The king is dead! Long live death and destruction?
Aragorn, the king, has returned. Let the rejoicing begin! Victory is here!
But, suppose that the story unfolded a little differently. Rewind the tape a little. Go back to the part of the movie where Aragorn jumps off the ship—black cloak flapping in the wind, dark eyes fixed intently on the orc army, grim face promising death to all who stand in his way. The promises of the kingdom in his hands. The hope of all humanity on his shoulders.
And an arrow hits him right between the eyes.
Knocked back against the side of the ship, he slowly collapses to the ground in a bloody heap at the feet of his shocked companions.
The king is dead!
Without Aragorn, the ghost army has no reason remain. So, the ghosts all head back to their home under the mountain. There is no dramatic rescue of the humans trapped inside the city. The orcs win and the humans are all massacred.
No kingdom, no blessings, no shalom. Only shoah. The king is dead and all hope is lost.
Now, suppose that you’re the orc who shot the arrow.
I’m sure you really didn’t understand what you were doing. You’re an orc. So it’s not like you’re all that smart. You saw some dingy-looking guy dressed in black and holding a pretty wicked looking sword. He scared you a little. You’d heard that he was supposed to be some great king who would restore peace and order throughout the land, but you didn’t buy it. You thought he was the enemy. So, you killed him.
You killed the king.
You killed the only hope for the world.
And, that’s exactly what happened in our story.
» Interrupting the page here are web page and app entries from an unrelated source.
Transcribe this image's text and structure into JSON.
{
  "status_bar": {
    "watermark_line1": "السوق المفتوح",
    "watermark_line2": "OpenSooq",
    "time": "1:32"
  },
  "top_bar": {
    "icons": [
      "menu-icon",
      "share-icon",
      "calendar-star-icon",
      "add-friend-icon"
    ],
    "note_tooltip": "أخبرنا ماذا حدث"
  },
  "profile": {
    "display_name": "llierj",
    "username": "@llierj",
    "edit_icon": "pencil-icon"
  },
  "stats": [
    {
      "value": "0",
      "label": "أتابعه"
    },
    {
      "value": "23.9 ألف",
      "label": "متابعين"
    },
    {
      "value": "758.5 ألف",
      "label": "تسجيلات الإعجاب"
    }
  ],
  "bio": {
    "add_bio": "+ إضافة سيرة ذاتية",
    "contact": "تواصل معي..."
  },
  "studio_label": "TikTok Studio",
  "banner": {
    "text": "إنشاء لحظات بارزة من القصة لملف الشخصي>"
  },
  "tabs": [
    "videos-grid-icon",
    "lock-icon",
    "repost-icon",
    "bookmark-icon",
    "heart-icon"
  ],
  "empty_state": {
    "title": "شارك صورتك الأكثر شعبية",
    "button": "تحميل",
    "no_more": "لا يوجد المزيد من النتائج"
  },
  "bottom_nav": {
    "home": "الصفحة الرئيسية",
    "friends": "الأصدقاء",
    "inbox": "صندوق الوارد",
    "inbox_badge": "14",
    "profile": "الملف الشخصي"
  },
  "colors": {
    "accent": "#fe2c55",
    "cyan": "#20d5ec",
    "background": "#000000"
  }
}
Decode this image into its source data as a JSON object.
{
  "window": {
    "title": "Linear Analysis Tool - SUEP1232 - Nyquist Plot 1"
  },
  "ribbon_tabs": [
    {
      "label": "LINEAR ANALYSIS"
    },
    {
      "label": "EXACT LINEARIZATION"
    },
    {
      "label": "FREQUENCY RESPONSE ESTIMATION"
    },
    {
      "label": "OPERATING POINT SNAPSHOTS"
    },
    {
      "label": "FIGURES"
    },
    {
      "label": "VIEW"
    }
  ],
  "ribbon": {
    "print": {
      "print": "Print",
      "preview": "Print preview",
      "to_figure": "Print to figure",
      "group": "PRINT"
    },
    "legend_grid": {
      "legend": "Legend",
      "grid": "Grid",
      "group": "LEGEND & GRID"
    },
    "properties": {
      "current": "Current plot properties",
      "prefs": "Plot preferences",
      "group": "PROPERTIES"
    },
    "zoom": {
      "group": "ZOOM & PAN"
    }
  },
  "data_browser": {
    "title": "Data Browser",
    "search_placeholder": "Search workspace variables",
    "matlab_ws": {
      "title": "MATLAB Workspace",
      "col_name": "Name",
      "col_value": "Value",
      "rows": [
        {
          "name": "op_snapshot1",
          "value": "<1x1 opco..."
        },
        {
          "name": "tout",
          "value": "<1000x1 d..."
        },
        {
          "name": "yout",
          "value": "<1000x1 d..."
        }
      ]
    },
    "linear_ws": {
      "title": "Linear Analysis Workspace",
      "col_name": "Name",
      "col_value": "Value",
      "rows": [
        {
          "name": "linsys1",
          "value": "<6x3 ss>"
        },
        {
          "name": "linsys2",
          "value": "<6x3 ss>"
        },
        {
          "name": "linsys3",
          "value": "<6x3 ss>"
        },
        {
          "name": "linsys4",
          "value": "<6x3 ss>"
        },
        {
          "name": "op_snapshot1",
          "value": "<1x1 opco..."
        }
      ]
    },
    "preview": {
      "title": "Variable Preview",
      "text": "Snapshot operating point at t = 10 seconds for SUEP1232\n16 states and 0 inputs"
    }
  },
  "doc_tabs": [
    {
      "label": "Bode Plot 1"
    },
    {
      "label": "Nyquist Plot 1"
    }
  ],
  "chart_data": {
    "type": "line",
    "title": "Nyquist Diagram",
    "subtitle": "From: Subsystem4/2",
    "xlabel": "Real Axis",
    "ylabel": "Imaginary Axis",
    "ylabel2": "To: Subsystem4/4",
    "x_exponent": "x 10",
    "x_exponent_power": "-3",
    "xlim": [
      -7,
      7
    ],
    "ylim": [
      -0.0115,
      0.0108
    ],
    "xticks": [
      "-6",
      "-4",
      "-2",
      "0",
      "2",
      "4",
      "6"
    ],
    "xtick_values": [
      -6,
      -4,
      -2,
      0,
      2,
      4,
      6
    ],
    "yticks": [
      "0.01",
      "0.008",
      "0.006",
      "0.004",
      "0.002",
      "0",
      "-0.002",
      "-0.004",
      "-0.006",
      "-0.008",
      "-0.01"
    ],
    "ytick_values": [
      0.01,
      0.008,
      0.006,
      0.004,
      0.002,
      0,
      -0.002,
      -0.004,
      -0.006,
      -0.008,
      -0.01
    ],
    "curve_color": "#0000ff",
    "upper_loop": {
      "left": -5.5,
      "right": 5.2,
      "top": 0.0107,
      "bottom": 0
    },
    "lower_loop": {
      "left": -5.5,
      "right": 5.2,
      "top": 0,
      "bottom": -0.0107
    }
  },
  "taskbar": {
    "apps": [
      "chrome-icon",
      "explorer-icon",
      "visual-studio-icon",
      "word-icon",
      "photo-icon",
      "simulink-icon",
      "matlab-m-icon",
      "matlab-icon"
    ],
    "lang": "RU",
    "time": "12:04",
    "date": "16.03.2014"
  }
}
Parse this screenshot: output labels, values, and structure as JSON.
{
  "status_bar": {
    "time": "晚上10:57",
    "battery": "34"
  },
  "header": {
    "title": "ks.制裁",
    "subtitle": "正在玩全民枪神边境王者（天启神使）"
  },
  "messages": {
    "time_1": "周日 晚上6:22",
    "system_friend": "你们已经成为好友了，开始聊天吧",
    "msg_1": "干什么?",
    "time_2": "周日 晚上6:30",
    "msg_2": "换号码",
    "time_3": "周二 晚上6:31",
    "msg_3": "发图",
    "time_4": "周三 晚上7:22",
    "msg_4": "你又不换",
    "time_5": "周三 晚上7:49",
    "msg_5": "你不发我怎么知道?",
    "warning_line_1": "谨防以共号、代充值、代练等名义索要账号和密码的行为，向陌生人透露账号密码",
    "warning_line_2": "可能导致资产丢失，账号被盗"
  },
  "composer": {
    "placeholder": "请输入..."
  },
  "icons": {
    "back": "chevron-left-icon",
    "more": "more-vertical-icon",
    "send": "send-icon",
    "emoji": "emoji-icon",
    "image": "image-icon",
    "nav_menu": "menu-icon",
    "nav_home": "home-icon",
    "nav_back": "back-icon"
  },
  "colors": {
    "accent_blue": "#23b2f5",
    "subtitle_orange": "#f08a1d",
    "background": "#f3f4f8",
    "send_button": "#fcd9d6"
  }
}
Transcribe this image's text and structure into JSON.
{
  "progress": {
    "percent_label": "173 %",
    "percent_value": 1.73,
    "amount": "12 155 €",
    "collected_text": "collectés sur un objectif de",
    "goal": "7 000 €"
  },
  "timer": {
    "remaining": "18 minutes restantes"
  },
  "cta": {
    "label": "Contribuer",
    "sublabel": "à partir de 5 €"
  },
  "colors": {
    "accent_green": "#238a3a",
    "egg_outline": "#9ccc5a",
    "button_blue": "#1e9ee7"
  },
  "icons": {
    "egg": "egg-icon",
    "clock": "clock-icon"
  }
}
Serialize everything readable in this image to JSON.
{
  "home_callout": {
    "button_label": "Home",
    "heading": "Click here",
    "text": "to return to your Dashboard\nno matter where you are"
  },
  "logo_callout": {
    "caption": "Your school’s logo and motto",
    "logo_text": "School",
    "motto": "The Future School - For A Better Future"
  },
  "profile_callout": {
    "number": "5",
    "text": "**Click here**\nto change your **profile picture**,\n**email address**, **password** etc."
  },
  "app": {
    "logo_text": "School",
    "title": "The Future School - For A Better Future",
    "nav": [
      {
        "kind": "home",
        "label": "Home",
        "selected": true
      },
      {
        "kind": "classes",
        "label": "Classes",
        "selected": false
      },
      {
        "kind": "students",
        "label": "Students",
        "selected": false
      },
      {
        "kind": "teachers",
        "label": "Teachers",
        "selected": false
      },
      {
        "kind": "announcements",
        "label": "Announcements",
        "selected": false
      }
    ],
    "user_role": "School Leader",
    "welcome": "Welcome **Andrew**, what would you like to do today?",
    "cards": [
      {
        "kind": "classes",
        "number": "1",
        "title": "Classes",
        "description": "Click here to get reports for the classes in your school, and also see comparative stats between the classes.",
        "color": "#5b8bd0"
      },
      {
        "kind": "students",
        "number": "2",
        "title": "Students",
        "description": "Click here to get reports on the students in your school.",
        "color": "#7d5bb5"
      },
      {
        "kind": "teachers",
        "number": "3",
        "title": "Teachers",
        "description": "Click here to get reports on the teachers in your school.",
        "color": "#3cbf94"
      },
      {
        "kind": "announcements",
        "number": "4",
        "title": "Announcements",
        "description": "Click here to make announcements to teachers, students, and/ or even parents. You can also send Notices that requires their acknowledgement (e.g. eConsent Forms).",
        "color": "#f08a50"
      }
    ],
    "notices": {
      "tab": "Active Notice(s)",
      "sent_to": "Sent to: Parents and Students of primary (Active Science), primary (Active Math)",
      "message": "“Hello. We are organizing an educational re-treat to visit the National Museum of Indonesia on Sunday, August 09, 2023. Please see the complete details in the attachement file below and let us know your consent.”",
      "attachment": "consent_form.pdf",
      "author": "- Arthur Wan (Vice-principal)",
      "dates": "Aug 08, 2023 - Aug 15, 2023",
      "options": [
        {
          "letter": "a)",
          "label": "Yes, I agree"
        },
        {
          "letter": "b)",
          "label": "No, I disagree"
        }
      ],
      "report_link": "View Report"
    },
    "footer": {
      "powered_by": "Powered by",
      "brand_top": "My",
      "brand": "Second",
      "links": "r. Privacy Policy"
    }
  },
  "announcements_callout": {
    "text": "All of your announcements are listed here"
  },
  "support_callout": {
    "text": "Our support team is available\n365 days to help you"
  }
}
On the Day of Pentecost, Peter had to stand up in front of an entire crowd of people and deliver some bad news. The Promised One returned. He came with all of the blessings of the kingdom: life, Spirit, peace, forgiveness, purity, new creation, healing—shalom. After so many long centuries of waiting, after all the uncertainty and doubt, after so many false hopes and broken dreams, the King came to restore the kingdom.
And you killed him.
Let all the house of Israel therefore know for certain that God has made him both Lord and Christ, this Jesus whom you crucified. (Acts 2:36)
The King came, and you killed him. The hope of the world, nailed to a cross.
Now what do we do?
[You can read the rest of the posts in this series on the Gospel book page.]